As I mentioned before, there are some moments that the game visually looks less polished, and this is mainly in some of the cinematic sequences. Unlike other games, the cinematics has nearly the same graphic quality as the gameplay, which seamlessly drops you into your next mission. This can be frustrating with certain close-ups, especially when it comes to hair, but it pays off in the game’s final act, which you’ll have to play to find out why. That said, none of this is a game-breaker, as it was for previous Hitman titles. This is because of how beautiful the game looks when you’re walking around locations as Agent 47.

Finally, Hitman 3 is also meant to act as a platform for the entire World of Assassination trilogy. This means that it allows players to experience the full three-game campaign from within Hitman 3, and you can also upload your saved playthrough of Hitman 2, loading all unlocked items and location mastery progress directly into Hitman 3. Additionally, all 20+ locations will be enhanced with the new visual and gameplay improvements that are being introduced with Hitman 3, such as improved animations and screen space reflections. When you have all locations in Hitman 3, the progression systems work across all of those locations, meaning you can unlock an item in a Hitman 3 it will also be unlocked in the previous games. This makes for a seamless experience between all locations and allows players to revisit earlier locations. Now, this does come with an asterisk, in that you must already own Hitman 1 and Hitman 2 to utilize this to the fullest (with PC players needing to make repurchases from the Epic Store, but that’s another topic).
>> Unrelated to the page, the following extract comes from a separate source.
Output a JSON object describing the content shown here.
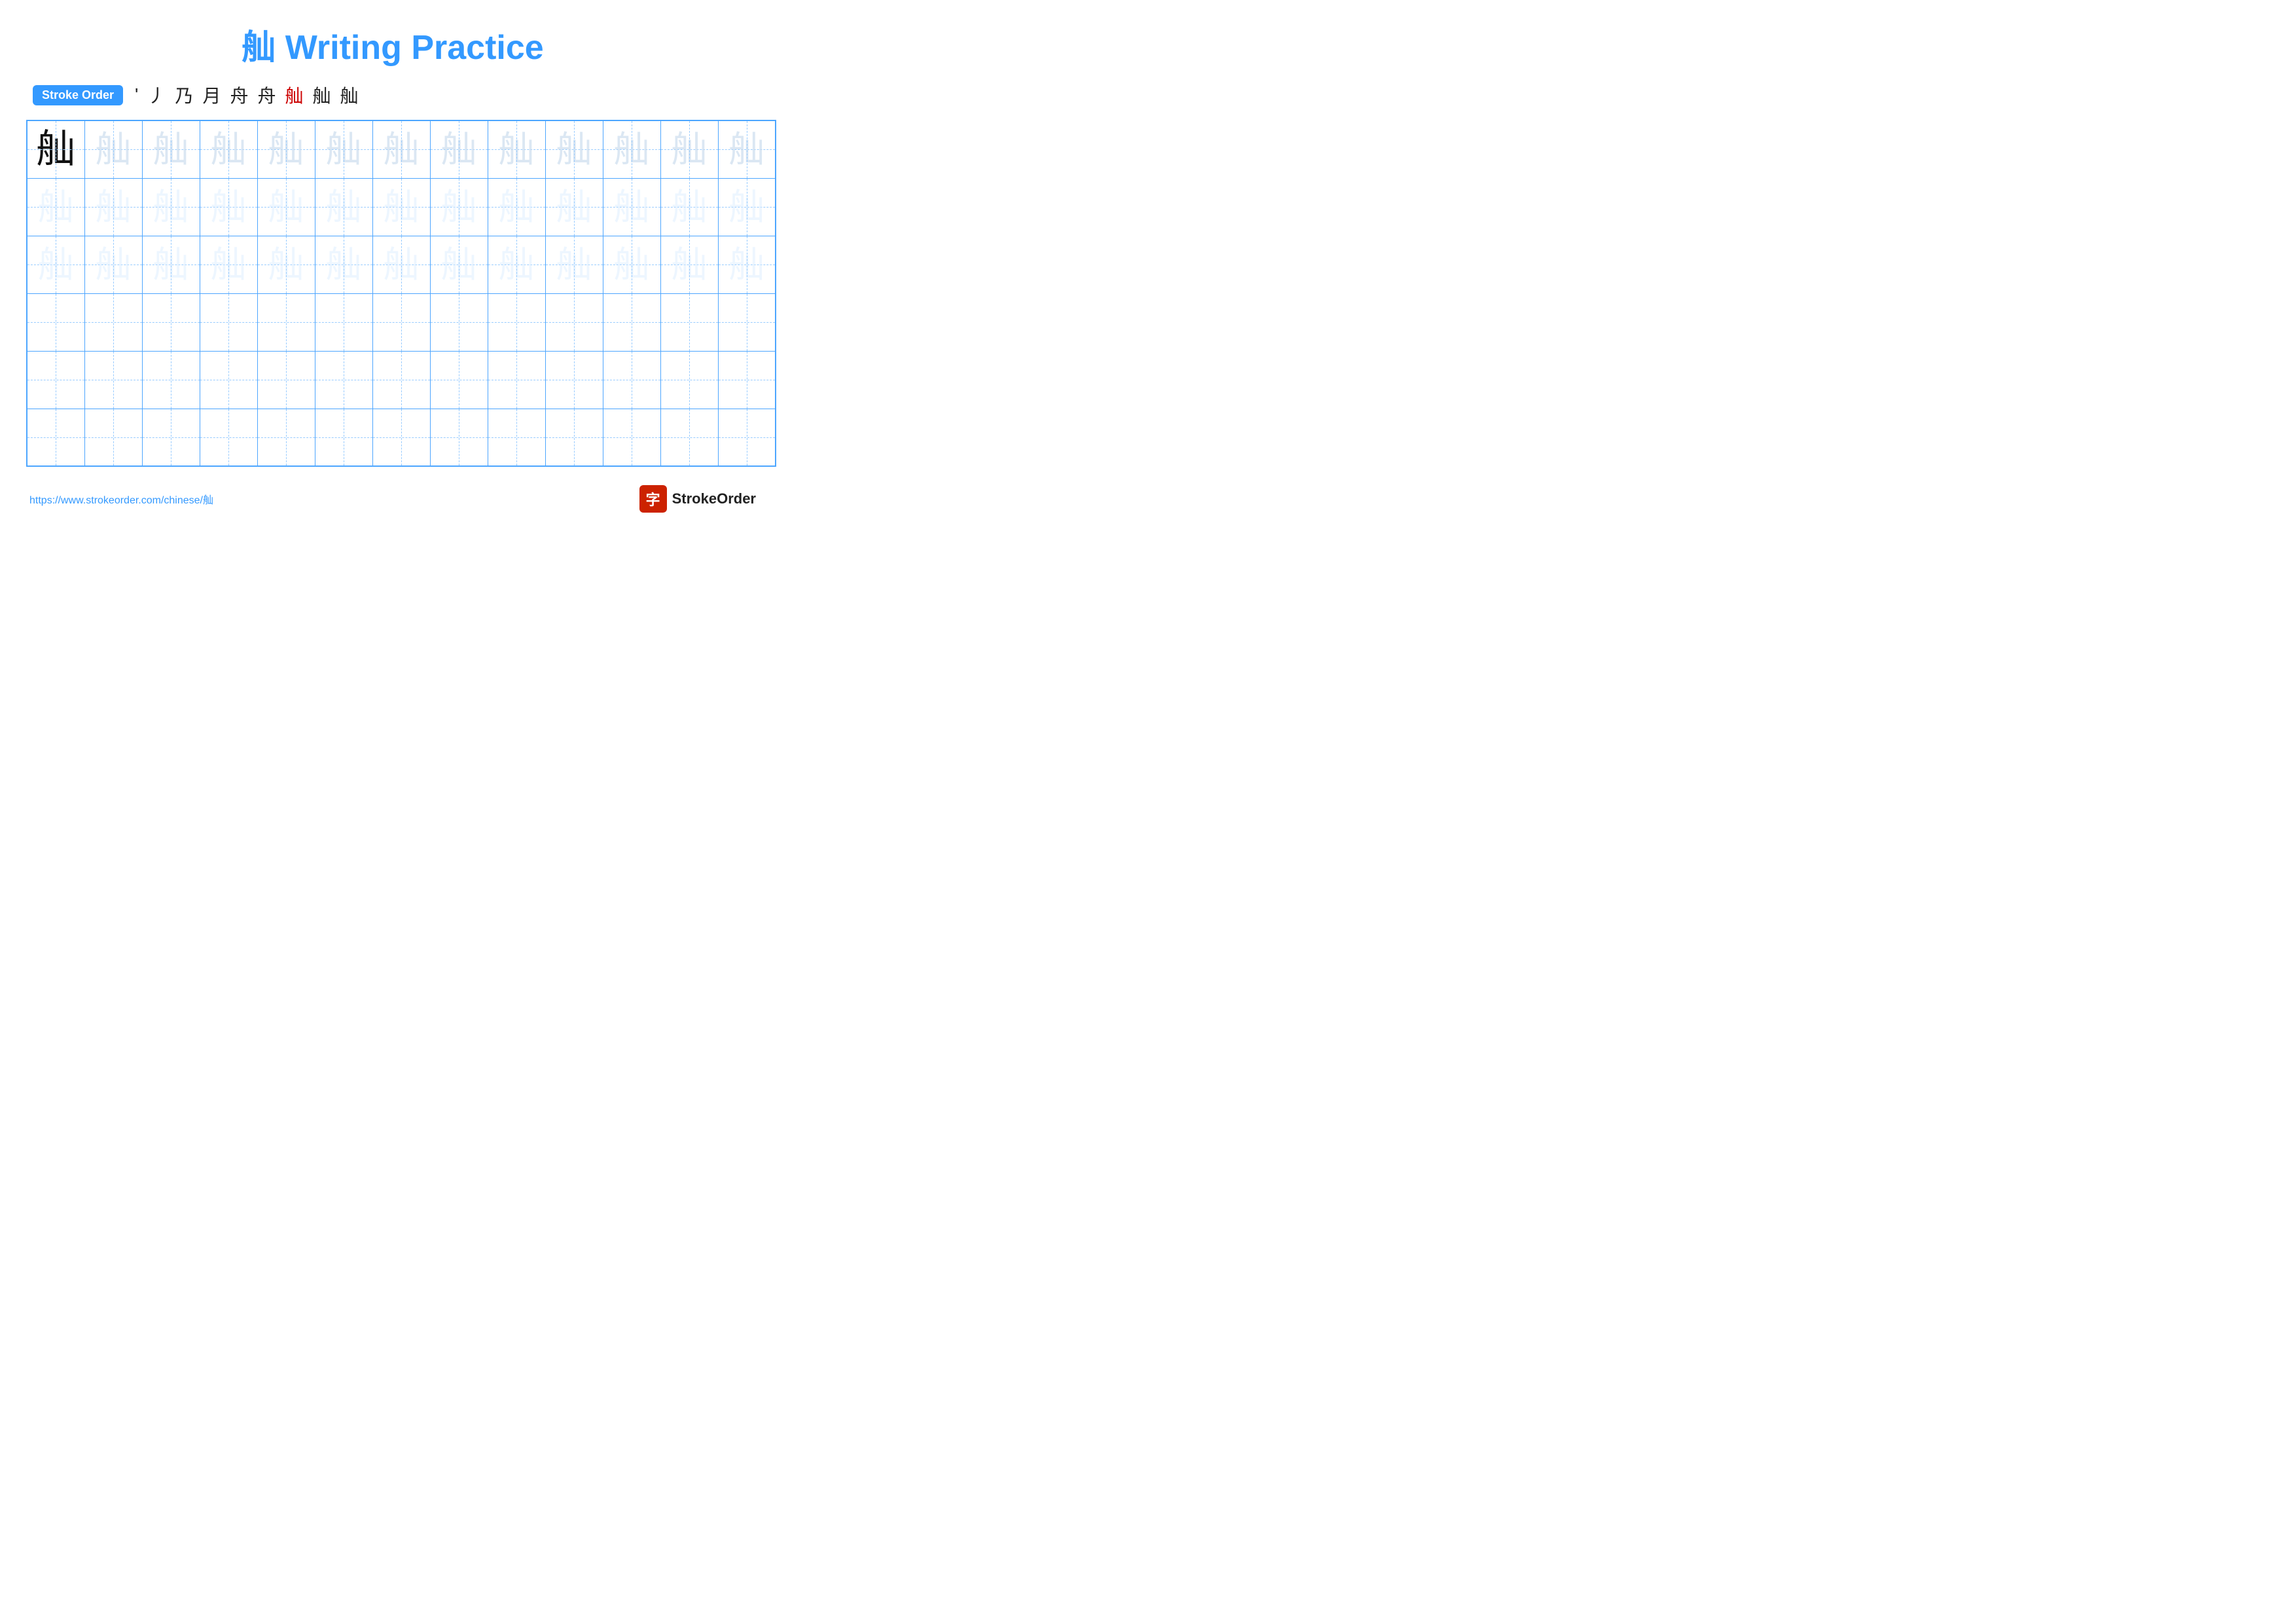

When all is said and done, Hitman 3 has a few hiccups, but it’s a stunning finale to the series and a fantastic game to play even if you haven’t played the ones before it. The way the writing of the game lays out past events helps ensure that even if you didn’t beat the last two in the franchise, you’re up to speed with the story so far. Throw in the added elements to get you playing missions multiple times and the more expansive online elements I have not mentioned here and you have a game worthy to pick up on launch day.

Hitman 3 releases January 20, 201 for PlayStation 5, PlayStation 4, PSVR, Xbox Series S/X, Xbox One, Google Stadia, PC (Epic Games Store), and Nintendo Switch via cloud streaming technology.

Hitman 3
  • 8.5/10
    Rating - 8.5/10
8.5/10

TL;DR

When all is said and done, Hitman 3 has a few hiccups, but it’s a stunning finale to the series and a fantastic game to play even if you haven’t played the ones before it. The way the writing of the game lays out past events helps ensure that even if you didn’t beat the last two in the franchise, you’re up to speed with the story so far. Throw in the added elements to get you playing missions multiple times and the more expansive online elements I have not mentioned here and you have a game worthy to pick up on launch day.